▸ **Exercise details**
The text of every record, exactly as given and with no pictures, should be your output.

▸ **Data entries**

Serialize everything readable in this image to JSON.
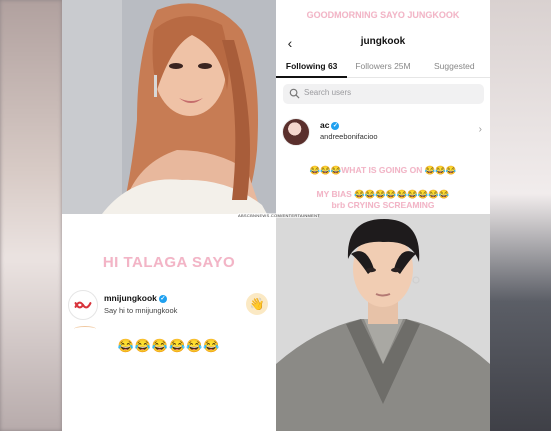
{
  "following_screen": {
    "caption": "GOODMORNING SAYO JUNGKOOK",
    "title": "jungkook",
    "tabs": [
      {
        "label": "Following 63",
        "active": true
      },
      {
        "label": "Followers 25M",
        "active": false
      },
      {
        "label": "Suggested",
        "active": false
      }
    ],
    "search_placeholder": "Search users",
    "user": {
      "name": "ac",
      "handle": "andreebonifacioo",
      "verified": true
    },
    "reaction_line1": "😂😂😂WHAT IS GOING ON 😂😂😂",
    "reaction_line2": "MY BIAS 😂😂😂😂😂😂😂😂😂",
    "reaction_line3": "brb CRYING SCREAMING"
  },
  "watermark": "ABSCBNNEWS.COM/ENTERTAINMENT",
  "message_screen": {
    "caption": "HI TALAGA SAYO",
    "contact_name": "mnijungkook",
    "contact_verified": true,
    "contact_sub": "Say hi to mnijungkook",
    "emoji_line": "😂😂😂😂😂😂"
  },
  "icons": {
    "back": "back-arrow-icon",
    "search": "search-icon",
    "verified": "verified-badge-icon",
    "chevron": "chevron-right-icon",
    "wave": "waving-hand-icon"
  },
  "colors": {
    "caption_pink": "#f3b4c6",
    "verified_blue": "#20a1f0"
  }
}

▸ **Expected answer**
Serialize everything readable in this image to JSON.
{
  "following_screen": {
    "caption": "GOODMORNING SAYO JUNGKOOK",
    "title": "jungkook",
    "tabs": [
      {
        "label": "Following 63",
        "active": true
      },
      {
        "label": "Followers 25M",
        "active": false
      },
      {
        "label": "Suggested",
        "active": false
      }
    ],
    "search_placeholder": "Search users",
    "user": {
      "name": "ac",
      "handle": "andreebonifacioo",
      "verified": true
    },
    "reaction_line1": "😂😂😂WHAT IS GOING ON 😂😂😂",
    "reaction_line2": "MY BIAS 😂😂😂😂😂😂😂😂😂",
    "reaction_line3": "brb CRYING SCREAMING"
  },
  "watermark": "ABSCBNNEWS.COM/ENTERTAINMENT",
  "message_screen": {
    "caption": "HI TALAGA SAYO",
    "contact_name": "mnijungkook",
    "contact_verified": true,
    "contact_sub": "Say hi to mnijungkook",
    "emoji_line": "😂😂😂😂😂😂"
  },
  "icons": {
    "back": "back-arrow-icon",
    "search": "search-icon",
    "verified": "verified-badge-icon",
    "chevron": "chevron-right-icon",
    "wave": "waving-hand-icon"
  },
  "colors": {
    "caption_pink": "#f3b4c6",
    "verified_blue": "#20a1f0"
  }
}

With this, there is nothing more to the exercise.